* SOURCE RECORDS *
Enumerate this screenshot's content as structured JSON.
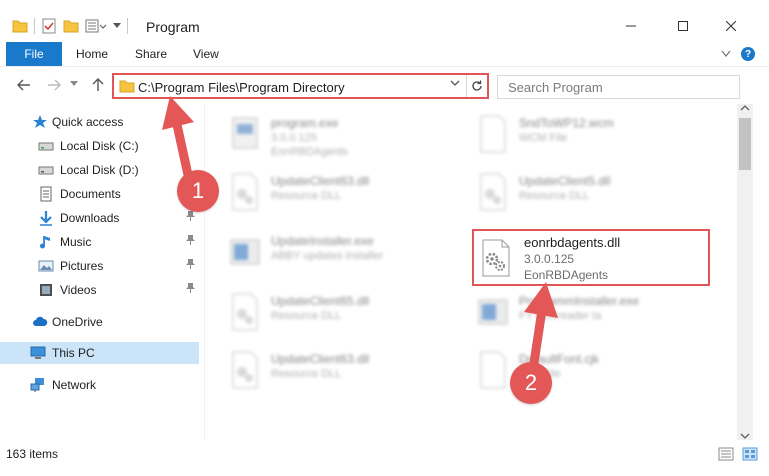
{
  "window": {
    "title": "Program"
  },
  "ribbon": {
    "tabs": [
      "File",
      "Home",
      "Share",
      "View"
    ]
  },
  "address_bar": {
    "path": "C:\\Program Files\\Program Directory"
  },
  "search": {
    "placeholder": "Search Program"
  },
  "sidebar": {
    "items": [
      {
        "label": "Quick access",
        "icon": "star-icon"
      },
      {
        "label": "Local Disk (C:)",
        "icon": "drive-icon"
      },
      {
        "label": "Local Disk (D:)",
        "icon": "drive-icon"
      },
      {
        "label": "Documents",
        "icon": "documents-icon"
      },
      {
        "label": "Downloads",
        "icon": "download-icon"
      },
      {
        "label": "Music",
        "icon": "music-icon"
      },
      {
        "label": "Pictures",
        "icon": "pictures-icon"
      },
      {
        "label": "Videos",
        "icon": "videos-icon"
      },
      {
        "label": "OneDrive",
        "icon": "cloud-icon"
      },
      {
        "label": "This PC",
        "icon": "computer-icon"
      },
      {
        "label": "Network",
        "icon": "network-icon"
      }
    ]
  },
  "files": {
    "left": [
      {
        "name": "program.exe",
        "line1": "3.0.0.125",
        "line2": "EonRBDAgents"
      },
      {
        "name": "UpdateClient63.dll",
        "line1": "Resource DLL",
        "line2": ""
      },
      {
        "name": "UpdateInstaller.exe",
        "line1": "ABBY updates installer",
        "line2": ""
      },
      {
        "name": "UpdateClient65.dll",
        "line1": "Resource DLL",
        "line2": ""
      },
      {
        "name": "UpdateClient63.dll",
        "line1": "Resource DLL",
        "line2": ""
      }
    ],
    "right": [
      {
        "name": "SndToWP12.wcm",
        "line1": "WCM File",
        "line2": ""
      },
      {
        "name": "UpdateClient5.dll",
        "line1": "Resource DLL",
        "line2": ""
      },
      {
        "name": "ProgrammInstaller.exe",
        "line1": "FY Finereader ta",
        "line2": ""
      },
      {
        "name": "DefaultFont.cjk",
        "line1": "CJK File",
        "line2": ""
      }
    ],
    "highlighted": {
      "name": "eonrbdagents.dll",
      "line1": "3.0.0.125",
      "line2": "EonRBDAgents"
    }
  },
  "annotations": {
    "step1": "1",
    "step2": "2"
  },
  "status": {
    "item_count": "163 items"
  },
  "colors": {
    "accent": "#1979ca",
    "highlight_red": "#e05555",
    "selected_bg": "#cce4f7"
  }
}
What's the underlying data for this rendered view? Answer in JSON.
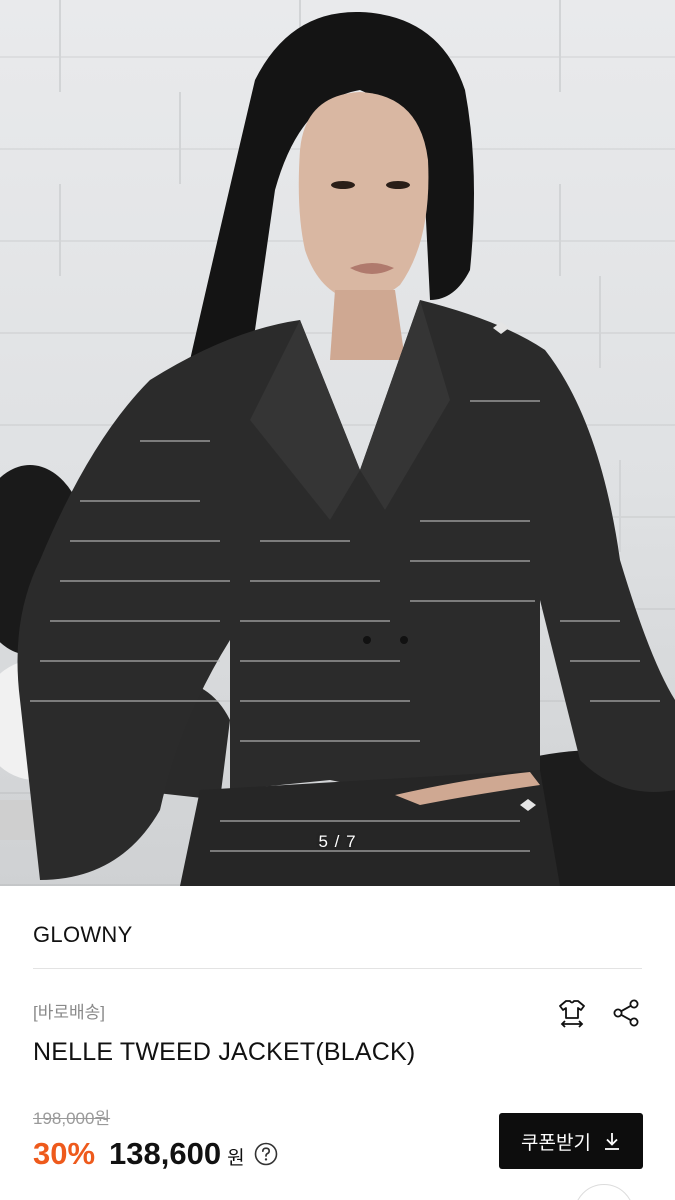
{
  "gallery": {
    "current": 5,
    "total": 7,
    "counter_text": "5 / 7"
  },
  "product": {
    "brand": "GLOWNY",
    "shipping_tag": "[바로배송]",
    "name": "NELLE TWEED JACKET(BLACK)",
    "original_price": "198,000원",
    "discount": "30%",
    "sale_price": "138,600",
    "currency": "원"
  },
  "actions": {
    "size_icon": "tshirt-size-icon",
    "share_icon": "share-icon",
    "help_icon": "question-circle-icon",
    "coupon_label": "쿠폰받기",
    "coupon_icon": "download-arrow-icon"
  },
  "colors": {
    "discount": "#ee5a1c",
    "button_bg": "#0d0d0d",
    "muted": "#8a8a8a"
  }
}
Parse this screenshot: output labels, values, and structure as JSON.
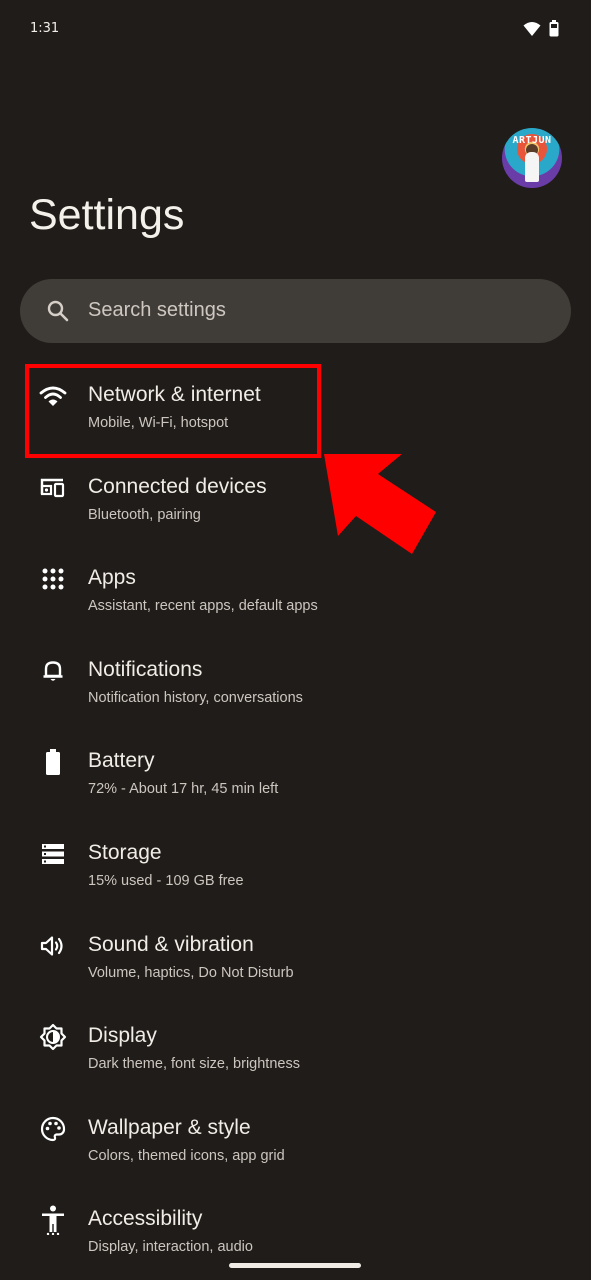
{
  "status_bar": {
    "time": "1:31",
    "icons": [
      "wifi-icon",
      "battery-icon"
    ]
  },
  "avatar": {
    "text": "ARTJUN"
  },
  "page_title": "Settings",
  "search": {
    "placeholder": "Search settings",
    "icon": "search-icon"
  },
  "items": [
    {
      "id": "network",
      "title": "Network & internet",
      "subtitle": "Mobile, Wi-Fi, hotspot",
      "icon": "wifi-icon"
    },
    {
      "id": "connected-devices",
      "title": "Connected devices",
      "subtitle": "Bluetooth, pairing",
      "icon": "devices-icon"
    },
    {
      "id": "apps",
      "title": "Apps",
      "subtitle": "Assistant, recent apps, default apps",
      "icon": "apps-grid-icon"
    },
    {
      "id": "notifications",
      "title": "Notifications",
      "subtitle": "Notification history, conversations",
      "icon": "bell-icon"
    },
    {
      "id": "battery",
      "title": "Battery",
      "subtitle": "72% - About 17 hr, 45 min left",
      "icon": "battery-icon"
    },
    {
      "id": "storage",
      "title": "Storage",
      "subtitle": "15% used - 109 GB free",
      "icon": "storage-icon"
    },
    {
      "id": "sound",
      "title": "Sound & vibration",
      "subtitle": "Volume, haptics, Do Not Disturb",
      "icon": "speaker-icon"
    },
    {
      "id": "display",
      "title": "Display",
      "subtitle": "Dark theme, font size, brightness",
      "icon": "brightness-icon"
    },
    {
      "id": "wallpaper",
      "title": "Wallpaper & style",
      "subtitle": "Colors, themed icons, app grid",
      "icon": "palette-icon"
    },
    {
      "id": "accessibility",
      "title": "Accessibility",
      "subtitle": "Display, interaction, audio",
      "icon": "accessibility-icon"
    }
  ],
  "colors": {
    "background": "#1f1c19",
    "search_background": "#403c38",
    "highlight": "#ff0000",
    "text_primary": "#f1ece6",
    "text_secondary": "#cdc6bf"
  }
}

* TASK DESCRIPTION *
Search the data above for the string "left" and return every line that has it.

* YOUR SOLUTION *
    "left": [
      "subtitle": "72% - About 17 hr, 45 min left",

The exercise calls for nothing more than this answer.